It's very different from a live performance in front of an audience.

12 Jan 04 - 03:52 PM (#1091356)
Subject: RE: Using a music stand
From: clansfolk

If it's good enough fer t'Halle it's good enough for me!

Tend to use one mainly for list and order of songs - but some word aide-whatsit's as well - also use one in the studio and to hang me sock to dry in the kitchen - a wonderful devic, and what fun folding and un-folding them - better than a deckchair!

There ain't no laws in music just common sense and politemess (sic)

12 Jan 04 - 04:08 PM (#1091369)
Subject: RE: Using a music stand
From: PoppaGator

Bassic -- quite a story; I am moved to *absolute* sympathy!

I think you shouldn't feel "prohibited" from using whatever memory aid (notice, no psuedo-French from me) you need.

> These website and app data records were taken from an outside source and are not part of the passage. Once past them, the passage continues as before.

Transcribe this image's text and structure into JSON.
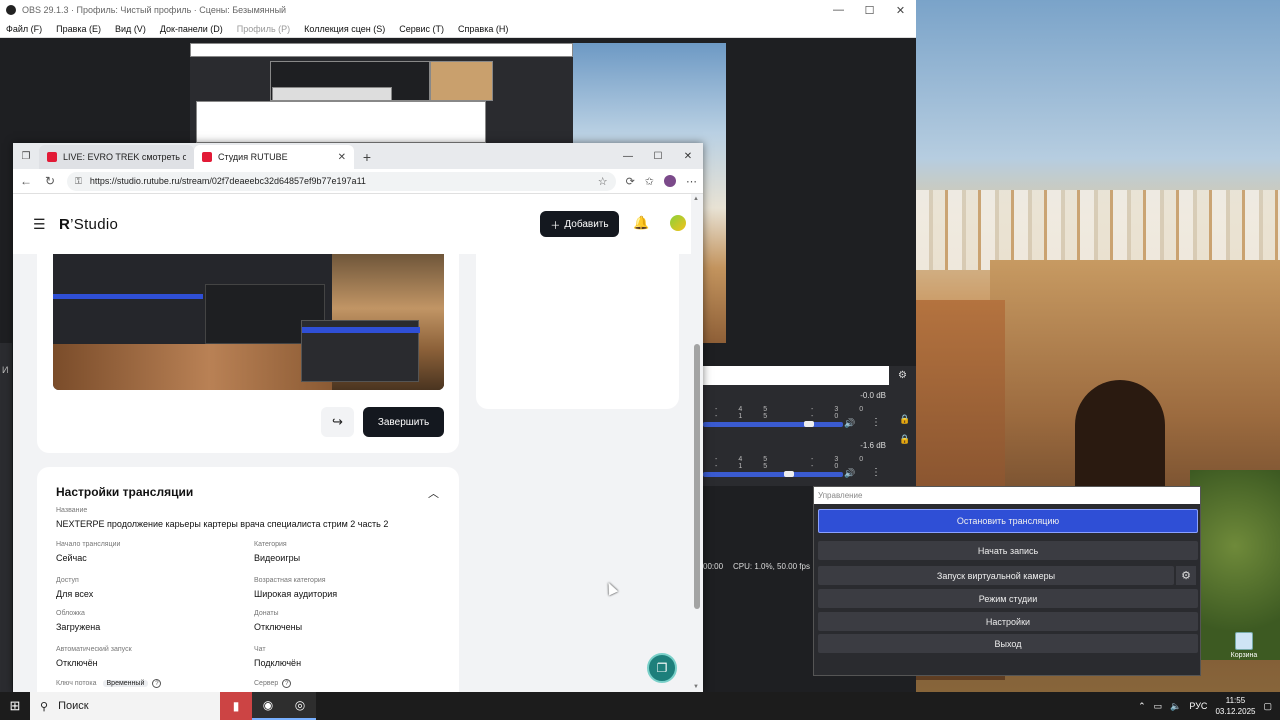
{
  "obs": {
    "title": "OBS 29.1.3 · Профиль: Чистый профиль · Сцены: Безымянный",
    "window_controls": [
      "—",
      "☐",
      "✕"
    ],
    "menu": [
      "Файл (F)",
      "Правка (E)",
      "Вид (V)",
      "Док-панели (D)",
      "Профиль (P)",
      "Коллекция сцен (S)",
      "Сервис (T)",
      "Справка (H)"
    ],
    "mixer": {
      "track1": {
        "db": "-0.0 dB",
        "scale": "-45 -30 -15 -0",
        "level": 0.72
      },
      "track2": {
        "db": "-1.6 dB",
        "scale": "-45 -30 -15 -0",
        "level": 0.58
      }
    },
    "status": {
      "time": "00:00",
      "cpu": "CPU: 1.0%, 50.00 fps"
    },
    "controls": {
      "header": "Управление",
      "stop_stream": "Остановить трансляцию",
      "start_recording": "Начать запись",
      "virtual_camera": "Запуск виртуальной камеры",
      "studio_mode": "Режим студии",
      "settings": "Настройки",
      "exit": "Выход"
    }
  },
  "browser": {
    "tabs": [
      {
        "label": "LIVE: EVRO TREK смотреть онлайн",
        "active": false
      },
      {
        "label": "Студия RUTUBE",
        "active": true
      }
    ],
    "window_controls": [
      "—",
      "☐",
      "✕"
    ],
    "url": "https://studio.rutube.ru/stream/02f7deaeebc32d64857ef9b77e197a11"
  },
  "studio": {
    "brand_r": "R",
    "brand_studio": "Studio",
    "add_button": "Добавить",
    "finish_button": "Завершить",
    "settings": {
      "title": "Настройки трансляции",
      "name_label": "Название",
      "name_value": "NEXTERPE продолжение карьеры картеры врача специалиста стрим 2 часть 2",
      "start_label": "Начало трансляции",
      "start_value": "Сейчас",
      "category_label": "Категория",
      "category_value": "Видеоигры",
      "access_label": "Доступ",
      "access_value": "Для всех",
      "age_label": "Возрастная категория",
      "age_value": "Широкая аудитория",
      "cover_label": "Обложка",
      "cover_value": "Загружена",
      "donations_label": "Донаты",
      "donations_value": "Отключены",
      "autostart_label": "Автоматический запуск",
      "autostart_value": "Отключён",
      "chat_label": "Чат",
      "chat_value": "Подключён",
      "stream_key_label": "Ключ потока",
      "stream_key_pill": "Временный",
      "server_label": "Сервер"
    }
  },
  "desktop": {
    "recycle_bin": "Корзина"
  },
  "taskbar": {
    "search_placeholder": "Поиск",
    "language": "РУС",
    "time": "11:55",
    "date": "03.12.2025"
  }
}
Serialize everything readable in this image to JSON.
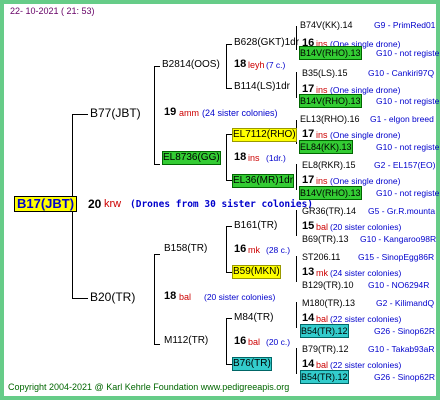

If your perfomance is heartfelt, no one should worry that you may feel the need to glance at the first line of each stanza, or whatever. I'm sure your singing would be more than sufficiently genuine -- hell, your electronically-transmitted prose is moving enough; your actual live singing could only be moreso.

And if anyone gives you grief for using notes that you may or may not be observed to consult -- you've got to be confident enough to ignore them, or better yet to tell them off!

(In return, I expect you to be forgiving of me, and players like me, when we have to resort to using a capo.)

12 Jan 04 - 04:26 PM (#1091381)
Subject: RE: Using a music stand
From: CarolC

I use a music stand, and I don't care one bit what anybody thinks about it. The stand doesn't interfere in any way in my ability to communicate the feelings that are inherent in the music I'm playing, and it helps me to remember pieces I would otherwise not be able to play. If people are that hung up on how others experience playing music, that's their problem.

12 Jan 04 - 04:28 PM (#1091383)
Subject: RE: Using a music stand
From: Clinton Hammond

I'm with ya CC, 100%!


12 Jan 04 - 04:31 PM (#1091385)
Subject: RE: Using a music stand
From: Big Mick

Amen, Carol. Let's move on.

Hope you are glad to be home, BTW. Please give my regards to hubby.

All the best,


12 Jan 04 - 07:08 PM (#1091497)
Subject: RE: Using a music stand
From: clansfolk

bring back the bouncing ball :-)

12 Jan 04 - 07:20 PM (#1091506)
Subject: RE: Using a music stand
From: CarolC

Thanks Mick. Will do.